Density (BMD)

Bone densitometry is a medical examination to measure bone density. In other words, it assesses the strength of the skeleton. It allows physicians to analyze the risk of osteoporotic fracture related to osteoporosis. It consist in a measure of areal bone mineral density (in g / cm ²) and not a volumetric density.

Over a lifespan, bone mineral density usually increases up to age 20-30, and then remains constant until age 40, then decreased gradually afterward. This usually affect both sexes, but the increase in bone density is higher for men. Low bone density is an excellent indicator of fracture risk.

The process for measuring bone density

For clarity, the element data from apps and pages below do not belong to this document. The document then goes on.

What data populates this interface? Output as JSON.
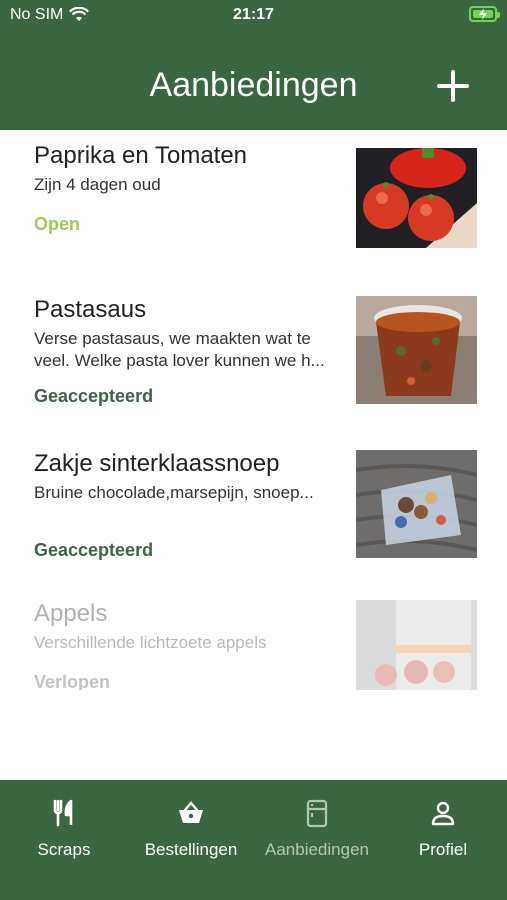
{
  "status_bar": {
    "carrier": "No SIM",
    "time": "21:17"
  },
  "header": {
    "title": "Aanbiedingen"
  },
  "offers": [
    {
      "name": "Paprika en Tomaten",
      "description": "Zijn 4 dagen oud",
      "status": "Open"
    },
    {
      "name": "Pastasaus",
      "description": "Verse pastasaus, we maakten wat te veel. Welke pasta lover kunnen we h...",
      "status": "Geaccepteerd"
    },
    {
      "name": "Zakje sinterklaassnoep",
      "description": "Bruine chocolade,marsepijn, snoep...",
      "status": "Geaccepteerd"
    },
    {
      "name": "Appels",
      "description": "Verschillende lichtzoete appels",
      "status": "Verlopen"
    }
  ],
  "tabs": [
    {
      "label": "Scraps",
      "icon": "fork-knife-icon"
    },
    {
      "label": "Bestellingen",
      "icon": "basket-icon"
    },
    {
      "label": "Aanbiedingen",
      "icon": "fridge-icon",
      "active": true
    },
    {
      "label": "Profiel",
      "icon": "person-icon"
    }
  ],
  "colors": {
    "primary": "#3b6642",
    "open": "#9ccc55",
    "accepted": "#3b6642",
    "inactive_tab": "#b7c6b2",
    "battery": "#6fd64e"
  }
}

The reference method for assessing the quality of the bone is now the X-ray absorptiometry. This consist in emitting photons in the direction of a bone, which partially absorb them. A photon detector is installed on the other side of the bone. The more dense the bone is, the fewer are the photons that reach the detector. We then measure what quantity of protons succeeds in passing through the bone, which provides information on bone density.


You should not undergo examination with barium (barium enema, transit) or nuclear medicine two weeks before the exam. Do not take calcium tablet for 24 hours before the examination. Bring your slippers on exam day.